These living examples help to personalize issues that might sound like mere abstractions if the students relied only on texts. Aptheker calls this method "experiential pedagogy"--asking students to draw from experience as a source of insight, "comparing their own experiences to lecture materials."
On his website, Gabriel Elkhaim, assistant professor in computer engineering, includes a statement of teaching philosophy with a strong emphasis on connection, rapport, engagement, curiosity and instilling a sense of wonder:
"As these connections between teacher and student develop, a virtuous cycle emerges," said Elkhaim, who teaches the highly popular "Introduction to Mechatronics" course, in which teams of students build fully autonomous robots in just 10 weeks and present them in a public competition at the end of the quarter. He also helped launch the robotics engineering undergraduate degree program at UCSC.
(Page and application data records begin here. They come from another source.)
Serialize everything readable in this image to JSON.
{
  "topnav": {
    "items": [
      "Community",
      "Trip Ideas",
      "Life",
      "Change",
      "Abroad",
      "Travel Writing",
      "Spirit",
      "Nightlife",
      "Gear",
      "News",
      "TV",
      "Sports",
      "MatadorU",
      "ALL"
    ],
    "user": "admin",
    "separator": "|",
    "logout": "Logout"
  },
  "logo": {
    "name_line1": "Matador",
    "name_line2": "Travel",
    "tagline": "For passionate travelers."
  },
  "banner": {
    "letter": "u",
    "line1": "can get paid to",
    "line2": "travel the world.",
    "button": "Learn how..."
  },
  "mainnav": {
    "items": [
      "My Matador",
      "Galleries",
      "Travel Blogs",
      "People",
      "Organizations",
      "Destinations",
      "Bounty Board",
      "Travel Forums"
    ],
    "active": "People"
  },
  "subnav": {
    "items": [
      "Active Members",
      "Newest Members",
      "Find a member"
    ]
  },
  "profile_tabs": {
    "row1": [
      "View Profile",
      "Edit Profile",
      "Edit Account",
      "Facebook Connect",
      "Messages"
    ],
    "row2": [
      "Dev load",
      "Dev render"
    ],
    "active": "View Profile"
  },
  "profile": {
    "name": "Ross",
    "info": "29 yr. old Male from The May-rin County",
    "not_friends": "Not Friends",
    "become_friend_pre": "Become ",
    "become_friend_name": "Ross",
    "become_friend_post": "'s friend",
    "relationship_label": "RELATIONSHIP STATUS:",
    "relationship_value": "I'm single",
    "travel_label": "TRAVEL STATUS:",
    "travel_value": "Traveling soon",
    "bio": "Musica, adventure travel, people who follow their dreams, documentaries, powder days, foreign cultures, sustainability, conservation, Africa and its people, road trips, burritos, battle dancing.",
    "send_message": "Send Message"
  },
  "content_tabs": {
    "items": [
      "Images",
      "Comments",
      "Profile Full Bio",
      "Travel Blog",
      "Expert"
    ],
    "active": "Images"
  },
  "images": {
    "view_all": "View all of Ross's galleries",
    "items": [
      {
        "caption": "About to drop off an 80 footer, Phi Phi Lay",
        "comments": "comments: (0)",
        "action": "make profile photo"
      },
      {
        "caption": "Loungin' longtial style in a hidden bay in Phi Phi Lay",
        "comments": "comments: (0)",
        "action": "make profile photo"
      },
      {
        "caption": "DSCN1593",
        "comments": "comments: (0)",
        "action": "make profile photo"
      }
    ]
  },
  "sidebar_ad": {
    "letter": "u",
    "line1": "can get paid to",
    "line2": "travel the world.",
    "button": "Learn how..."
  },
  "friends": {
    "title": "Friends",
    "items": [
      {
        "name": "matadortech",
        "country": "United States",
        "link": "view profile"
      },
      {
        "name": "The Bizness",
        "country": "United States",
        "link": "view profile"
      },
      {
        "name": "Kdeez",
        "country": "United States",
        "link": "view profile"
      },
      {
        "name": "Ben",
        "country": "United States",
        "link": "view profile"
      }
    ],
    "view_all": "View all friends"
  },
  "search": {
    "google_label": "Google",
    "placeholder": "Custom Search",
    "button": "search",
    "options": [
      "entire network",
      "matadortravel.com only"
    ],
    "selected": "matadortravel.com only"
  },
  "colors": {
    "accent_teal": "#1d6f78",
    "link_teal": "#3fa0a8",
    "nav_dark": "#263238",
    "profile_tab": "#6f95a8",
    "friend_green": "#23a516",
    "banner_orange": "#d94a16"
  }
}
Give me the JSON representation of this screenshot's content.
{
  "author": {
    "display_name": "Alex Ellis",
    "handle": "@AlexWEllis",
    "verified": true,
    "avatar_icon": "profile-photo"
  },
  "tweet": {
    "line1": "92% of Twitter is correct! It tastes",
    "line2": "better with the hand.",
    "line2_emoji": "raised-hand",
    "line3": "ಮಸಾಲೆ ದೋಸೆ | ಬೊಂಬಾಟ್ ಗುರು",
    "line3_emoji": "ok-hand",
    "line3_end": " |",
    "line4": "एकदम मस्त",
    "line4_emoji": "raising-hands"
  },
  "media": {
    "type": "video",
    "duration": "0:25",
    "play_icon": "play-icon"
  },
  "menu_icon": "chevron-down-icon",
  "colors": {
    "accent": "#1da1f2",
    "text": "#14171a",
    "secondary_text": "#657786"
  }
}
"The encouragement of a teacher in the role of mentor and leader yields an increasingly motivated and intellectually curious student, which in turn makes the teacher more enthusiastic and effective," Elkhaim said.
Looking back on his past history as a student, Elkhaim remembers how the rapport between teacher and pupil can push down barriers:
"Rather than the teacher being 'nice,' or even charismatic, what has always been effective for me is when my instructor could communicate an infectious joy and wonder at the world, a sense of our place in it as explorers, and our role in discoveries and rediscoveries of knowledge important to our lives and aspirations."
Elkhaim returned to these lessons when he found himself in the front of the classroom, leading students in a discussion or taking his classes on unconventional "field trips."
"While a teaching assistant for a graduate level class in dynamics and kinematics, I made a great effort to capture the students' imagination and explain the problems through often unconventional means."
Once, in order to explain a complex concept central to his course, Elkhaim took the entire class out to the playground and had them throw tennis balls at each other across a rotating merry-go-round.
"After the underlying physics is understood intuitively, the equations merely give shape and form to their understanding and quantify the reality that the students have already understood. The connection students make between the subject under study and the future that they wish to explore is critical."
These professors will all be part of a panel--"Reflections & Reconnections: Faculty Share their Secrets about what Makes a Banana Slug Education so Special"--that will feature current and emeriti faculty known for their writings and research, as well as their influential teaching styles. Another featured panelist will be Manuel Ares, professor of molecular biology, who received a $1 million grant from the Howard Hughes Medical Institute to pursue innovative approaches to teaching, established an interdisciplinary teaching lab for undergraduates, and helped create a special honors course for freshman biology students.
This event--a cornerstone of the Reunion Weekend 2012 festivities--will highlight distinguished faculty from each academic division.